22. MEAN

MongoDB, Express.js, Angular, Node.js: a JavaScript-only web stack for creating dynamic websites and web applications.

The MEAN stack consists of the MongoDB NoSQL database, the Express.js web application framework, the Angular.js frontend framework, and the Node JavaScript runtime, and it runs on any operating system.

23. MVC

Model-View-Controller: An architectural pattern used in object-oriented programming.

The MVC pattern keeps the data logic separate from the user interface by grouping objects into three groups: Model Objects for the underlying data structure and logic, View Objects for the user interface, and Controller Objects for acting as intermediary between other objects and for task coordination.

24. OAuth

Open Authentication: An open protocol that makes secure authorization possible in a safe and standardized way.

OAuth is frequently used as a method for enabling users to log in to a site using third-party services, such as Facebook, Twitter, or Google – this way removing the barrier of registration.

25. OOP

Object-Oriented Programming: A programming paradigm as opposed to procedural programming.

In OOP, we create models similar to the real-world environment by making use of four major principles: abstraction, encapsulation, inheritance & polymorphism. At the centre of OOP, there are objects that hold encapsulated data in the form of properties and methods.

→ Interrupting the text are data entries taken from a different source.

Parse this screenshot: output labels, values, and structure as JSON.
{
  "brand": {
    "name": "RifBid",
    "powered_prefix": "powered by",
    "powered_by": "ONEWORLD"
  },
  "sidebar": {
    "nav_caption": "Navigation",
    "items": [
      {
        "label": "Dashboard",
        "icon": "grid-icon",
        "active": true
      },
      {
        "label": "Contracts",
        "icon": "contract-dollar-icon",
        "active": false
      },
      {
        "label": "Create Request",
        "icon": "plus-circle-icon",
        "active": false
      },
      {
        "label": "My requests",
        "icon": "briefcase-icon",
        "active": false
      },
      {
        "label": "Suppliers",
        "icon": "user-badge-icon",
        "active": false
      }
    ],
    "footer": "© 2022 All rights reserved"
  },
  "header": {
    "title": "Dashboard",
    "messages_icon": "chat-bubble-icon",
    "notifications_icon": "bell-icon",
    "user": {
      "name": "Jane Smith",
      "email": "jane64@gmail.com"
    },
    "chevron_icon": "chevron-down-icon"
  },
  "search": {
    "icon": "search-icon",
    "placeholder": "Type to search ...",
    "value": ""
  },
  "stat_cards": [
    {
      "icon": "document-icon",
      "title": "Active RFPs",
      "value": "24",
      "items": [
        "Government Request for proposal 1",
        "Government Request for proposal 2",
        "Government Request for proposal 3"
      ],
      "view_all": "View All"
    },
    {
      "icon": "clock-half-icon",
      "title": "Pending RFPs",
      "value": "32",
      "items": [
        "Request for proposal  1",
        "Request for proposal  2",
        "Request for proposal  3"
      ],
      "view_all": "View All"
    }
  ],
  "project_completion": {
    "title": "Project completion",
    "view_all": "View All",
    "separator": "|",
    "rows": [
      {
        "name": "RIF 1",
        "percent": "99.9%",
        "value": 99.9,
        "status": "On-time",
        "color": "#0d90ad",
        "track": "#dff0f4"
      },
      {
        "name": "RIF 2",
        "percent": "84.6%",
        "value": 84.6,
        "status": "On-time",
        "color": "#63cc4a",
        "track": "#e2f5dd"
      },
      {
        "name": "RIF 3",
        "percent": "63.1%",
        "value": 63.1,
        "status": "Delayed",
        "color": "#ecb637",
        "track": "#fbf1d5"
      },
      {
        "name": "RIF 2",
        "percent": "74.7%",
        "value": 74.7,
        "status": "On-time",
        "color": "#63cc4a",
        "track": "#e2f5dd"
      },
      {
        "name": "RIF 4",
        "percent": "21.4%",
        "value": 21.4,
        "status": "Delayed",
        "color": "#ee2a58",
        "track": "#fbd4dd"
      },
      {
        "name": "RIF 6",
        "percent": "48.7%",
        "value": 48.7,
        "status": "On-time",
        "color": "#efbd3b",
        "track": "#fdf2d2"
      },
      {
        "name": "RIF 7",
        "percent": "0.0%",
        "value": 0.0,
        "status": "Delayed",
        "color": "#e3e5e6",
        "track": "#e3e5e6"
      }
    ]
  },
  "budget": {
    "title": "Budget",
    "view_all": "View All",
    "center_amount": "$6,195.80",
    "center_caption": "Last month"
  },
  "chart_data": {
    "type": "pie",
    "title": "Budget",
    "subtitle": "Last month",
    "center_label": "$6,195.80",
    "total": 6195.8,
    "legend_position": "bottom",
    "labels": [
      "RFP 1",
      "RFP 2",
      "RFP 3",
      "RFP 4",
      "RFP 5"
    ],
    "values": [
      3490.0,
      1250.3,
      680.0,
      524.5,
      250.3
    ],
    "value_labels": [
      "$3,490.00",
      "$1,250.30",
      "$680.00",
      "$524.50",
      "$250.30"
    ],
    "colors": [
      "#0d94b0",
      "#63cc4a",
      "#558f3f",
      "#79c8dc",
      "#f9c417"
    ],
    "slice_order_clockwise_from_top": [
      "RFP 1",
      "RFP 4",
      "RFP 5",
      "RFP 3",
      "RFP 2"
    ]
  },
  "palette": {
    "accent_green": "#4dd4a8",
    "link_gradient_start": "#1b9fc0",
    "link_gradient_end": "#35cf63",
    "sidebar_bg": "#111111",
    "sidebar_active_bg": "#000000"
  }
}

Regular Expression: A text pattern used for matching character combinations in different strings.

Regex makes it possible to easily search certain sequences of characters in a text, and to validate user input. Regex is part of many popular programming languages, such as JavaScript, PHP, Python, Ruby, Java, and others.

27. REST

Representational State Transfer: A set of software design architectural guidelines for data transmission between client and server. Following the principles of the REST architecture, we can create RESTful APIs for our web applications.

28. SCM

Source Control Management: a system for managing multiple versions of the same document, application, code, or other kind of information. Also called version or revision control management.

SCM makes it possible to keep track of changes, and prevent information loss. The most popular SCM systems are Git and SVN.


Scalable and Modular Architecture for Cascading Style Sheets: A CSS writing methodology that allows us to modularize CSS code, and make it more readable and maintainable.

SMACSS defines 5 types of style rules (base, layout, module, state, theme), and identifies them with different selector prefixes.


What You See Is What You Get: A type of content editor that allows users to edit text, images, and other content types without writing any markup.

In a WYSIWYG editor, users can see how the end result will look like while they create the content. The post editor interface of WordPress and most blogging platforms are good examples of WYSIWYG systems.